PROVIDED DATA
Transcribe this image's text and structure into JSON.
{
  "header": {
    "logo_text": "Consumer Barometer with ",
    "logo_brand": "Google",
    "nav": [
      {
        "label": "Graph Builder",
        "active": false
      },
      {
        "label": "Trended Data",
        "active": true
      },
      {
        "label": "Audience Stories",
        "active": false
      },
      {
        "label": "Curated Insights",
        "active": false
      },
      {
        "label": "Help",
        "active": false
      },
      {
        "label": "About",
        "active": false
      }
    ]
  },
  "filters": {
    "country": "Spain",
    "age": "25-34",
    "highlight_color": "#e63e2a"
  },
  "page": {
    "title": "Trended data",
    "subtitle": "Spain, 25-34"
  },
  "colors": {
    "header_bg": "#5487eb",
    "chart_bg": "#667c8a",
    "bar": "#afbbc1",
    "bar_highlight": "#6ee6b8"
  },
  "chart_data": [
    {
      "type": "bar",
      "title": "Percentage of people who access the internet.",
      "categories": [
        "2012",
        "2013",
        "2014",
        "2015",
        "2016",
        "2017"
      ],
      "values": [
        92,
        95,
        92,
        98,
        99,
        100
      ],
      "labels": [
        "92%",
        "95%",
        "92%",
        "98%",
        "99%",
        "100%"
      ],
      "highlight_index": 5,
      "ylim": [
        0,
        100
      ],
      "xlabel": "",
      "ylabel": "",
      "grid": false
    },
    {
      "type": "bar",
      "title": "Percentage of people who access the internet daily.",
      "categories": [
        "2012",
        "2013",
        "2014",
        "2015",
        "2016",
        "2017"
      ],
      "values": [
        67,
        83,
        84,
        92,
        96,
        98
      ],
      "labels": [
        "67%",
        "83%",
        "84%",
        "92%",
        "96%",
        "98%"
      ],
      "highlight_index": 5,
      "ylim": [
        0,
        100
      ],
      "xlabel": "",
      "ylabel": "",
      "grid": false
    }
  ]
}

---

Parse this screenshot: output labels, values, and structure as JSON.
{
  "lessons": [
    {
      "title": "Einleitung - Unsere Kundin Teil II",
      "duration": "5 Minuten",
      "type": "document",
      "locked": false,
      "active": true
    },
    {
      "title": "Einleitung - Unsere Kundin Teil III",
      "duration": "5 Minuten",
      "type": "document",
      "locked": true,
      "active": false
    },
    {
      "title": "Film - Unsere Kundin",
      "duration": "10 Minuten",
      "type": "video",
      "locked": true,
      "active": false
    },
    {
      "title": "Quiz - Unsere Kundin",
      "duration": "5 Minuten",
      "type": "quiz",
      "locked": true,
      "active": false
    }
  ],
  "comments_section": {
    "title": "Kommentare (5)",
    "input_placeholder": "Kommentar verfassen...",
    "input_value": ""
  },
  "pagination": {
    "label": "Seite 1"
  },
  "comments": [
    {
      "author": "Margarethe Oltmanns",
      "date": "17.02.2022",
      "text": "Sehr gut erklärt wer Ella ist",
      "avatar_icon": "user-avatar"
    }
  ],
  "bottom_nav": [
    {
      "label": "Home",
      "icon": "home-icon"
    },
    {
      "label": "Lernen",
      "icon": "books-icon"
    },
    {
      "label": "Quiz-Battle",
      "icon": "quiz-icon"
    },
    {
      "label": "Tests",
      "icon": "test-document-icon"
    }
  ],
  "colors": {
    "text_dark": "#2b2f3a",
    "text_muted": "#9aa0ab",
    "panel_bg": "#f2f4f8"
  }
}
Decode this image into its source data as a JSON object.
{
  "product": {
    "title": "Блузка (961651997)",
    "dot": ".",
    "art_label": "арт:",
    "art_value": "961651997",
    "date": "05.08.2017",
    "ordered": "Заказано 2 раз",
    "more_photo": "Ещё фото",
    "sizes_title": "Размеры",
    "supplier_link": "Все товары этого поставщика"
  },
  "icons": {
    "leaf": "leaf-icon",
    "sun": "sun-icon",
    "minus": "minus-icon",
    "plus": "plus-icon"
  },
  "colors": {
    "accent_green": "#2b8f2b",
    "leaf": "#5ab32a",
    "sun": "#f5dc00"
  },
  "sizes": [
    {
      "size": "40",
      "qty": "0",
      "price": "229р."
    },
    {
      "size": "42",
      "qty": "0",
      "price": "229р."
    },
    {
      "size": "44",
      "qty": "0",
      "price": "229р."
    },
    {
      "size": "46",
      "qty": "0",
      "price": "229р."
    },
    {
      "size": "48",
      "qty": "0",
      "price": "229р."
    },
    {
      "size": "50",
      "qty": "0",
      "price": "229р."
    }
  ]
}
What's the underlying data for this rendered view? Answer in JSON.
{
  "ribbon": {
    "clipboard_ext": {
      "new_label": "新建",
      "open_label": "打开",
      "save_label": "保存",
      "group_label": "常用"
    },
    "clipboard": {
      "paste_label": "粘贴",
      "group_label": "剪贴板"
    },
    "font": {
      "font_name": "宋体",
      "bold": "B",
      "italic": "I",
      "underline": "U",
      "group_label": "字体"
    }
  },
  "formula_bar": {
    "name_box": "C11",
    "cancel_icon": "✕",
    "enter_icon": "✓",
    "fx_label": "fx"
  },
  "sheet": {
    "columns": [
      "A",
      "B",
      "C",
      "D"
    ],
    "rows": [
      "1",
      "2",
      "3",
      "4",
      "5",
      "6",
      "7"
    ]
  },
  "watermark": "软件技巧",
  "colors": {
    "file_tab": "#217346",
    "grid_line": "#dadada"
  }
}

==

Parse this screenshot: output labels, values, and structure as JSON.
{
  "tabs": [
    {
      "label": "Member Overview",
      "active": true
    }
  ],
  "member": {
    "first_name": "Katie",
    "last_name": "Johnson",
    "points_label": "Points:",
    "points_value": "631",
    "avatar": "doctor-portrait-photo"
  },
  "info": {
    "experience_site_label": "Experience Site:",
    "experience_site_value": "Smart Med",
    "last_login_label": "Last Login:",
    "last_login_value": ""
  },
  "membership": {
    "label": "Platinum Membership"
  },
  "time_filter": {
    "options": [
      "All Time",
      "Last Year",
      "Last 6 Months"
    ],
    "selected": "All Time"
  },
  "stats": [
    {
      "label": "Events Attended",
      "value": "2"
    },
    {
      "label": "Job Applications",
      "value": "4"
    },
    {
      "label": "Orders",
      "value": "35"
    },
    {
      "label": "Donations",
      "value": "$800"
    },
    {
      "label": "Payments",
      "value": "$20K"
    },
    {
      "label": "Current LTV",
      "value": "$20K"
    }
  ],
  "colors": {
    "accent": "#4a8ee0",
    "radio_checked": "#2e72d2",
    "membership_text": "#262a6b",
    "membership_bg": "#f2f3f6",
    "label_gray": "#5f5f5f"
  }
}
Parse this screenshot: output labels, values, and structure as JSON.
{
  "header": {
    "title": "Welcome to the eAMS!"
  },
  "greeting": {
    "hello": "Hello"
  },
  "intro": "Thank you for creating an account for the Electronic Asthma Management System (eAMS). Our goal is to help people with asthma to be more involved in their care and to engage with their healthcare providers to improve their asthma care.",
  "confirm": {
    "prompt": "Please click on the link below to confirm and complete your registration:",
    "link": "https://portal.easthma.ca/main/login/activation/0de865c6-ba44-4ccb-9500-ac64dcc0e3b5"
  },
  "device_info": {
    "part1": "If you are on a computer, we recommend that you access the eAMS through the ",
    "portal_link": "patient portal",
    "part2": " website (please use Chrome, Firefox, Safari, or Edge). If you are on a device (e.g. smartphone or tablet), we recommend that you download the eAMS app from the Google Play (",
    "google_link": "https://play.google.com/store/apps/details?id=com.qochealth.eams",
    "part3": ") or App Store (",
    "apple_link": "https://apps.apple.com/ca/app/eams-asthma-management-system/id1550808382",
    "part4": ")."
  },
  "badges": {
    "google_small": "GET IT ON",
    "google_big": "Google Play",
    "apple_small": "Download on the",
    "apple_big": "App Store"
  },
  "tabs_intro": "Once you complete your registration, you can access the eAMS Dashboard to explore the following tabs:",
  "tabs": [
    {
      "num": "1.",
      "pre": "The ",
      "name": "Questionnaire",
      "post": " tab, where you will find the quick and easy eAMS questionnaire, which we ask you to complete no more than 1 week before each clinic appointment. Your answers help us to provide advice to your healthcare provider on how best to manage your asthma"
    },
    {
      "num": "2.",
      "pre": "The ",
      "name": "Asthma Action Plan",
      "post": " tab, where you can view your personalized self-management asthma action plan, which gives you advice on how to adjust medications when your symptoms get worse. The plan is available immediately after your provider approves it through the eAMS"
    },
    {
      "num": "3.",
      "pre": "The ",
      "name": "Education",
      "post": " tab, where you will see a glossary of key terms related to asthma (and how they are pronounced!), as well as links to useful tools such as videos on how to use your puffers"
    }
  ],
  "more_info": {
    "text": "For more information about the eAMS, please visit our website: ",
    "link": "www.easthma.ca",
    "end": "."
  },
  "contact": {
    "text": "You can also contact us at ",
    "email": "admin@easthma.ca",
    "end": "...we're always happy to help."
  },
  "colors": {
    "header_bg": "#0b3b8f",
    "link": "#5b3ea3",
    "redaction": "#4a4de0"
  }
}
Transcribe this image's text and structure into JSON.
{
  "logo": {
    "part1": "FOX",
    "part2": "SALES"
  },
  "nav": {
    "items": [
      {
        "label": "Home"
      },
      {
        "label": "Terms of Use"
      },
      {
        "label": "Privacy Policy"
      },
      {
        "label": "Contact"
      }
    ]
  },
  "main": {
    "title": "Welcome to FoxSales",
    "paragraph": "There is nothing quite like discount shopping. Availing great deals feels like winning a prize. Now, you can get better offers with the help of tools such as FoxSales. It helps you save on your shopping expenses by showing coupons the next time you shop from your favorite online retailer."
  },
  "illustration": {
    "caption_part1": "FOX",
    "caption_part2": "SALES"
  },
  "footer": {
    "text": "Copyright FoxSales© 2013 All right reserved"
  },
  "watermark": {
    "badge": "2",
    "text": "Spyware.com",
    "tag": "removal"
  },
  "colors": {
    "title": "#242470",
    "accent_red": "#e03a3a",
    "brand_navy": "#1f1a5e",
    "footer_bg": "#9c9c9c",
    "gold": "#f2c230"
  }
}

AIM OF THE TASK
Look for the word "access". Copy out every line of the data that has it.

WRITTEN SOLUTION
      "title": "Percentage of people who access the internet.",
      "title": "Percentage of people who access the internet daily.",
    "part1": "If you are on a computer, we recommend that you access the eAMS through the ",
  "tabs_intro": "Once you complete your registration, you can access the eAMS Dashboard to explore the following tabs:",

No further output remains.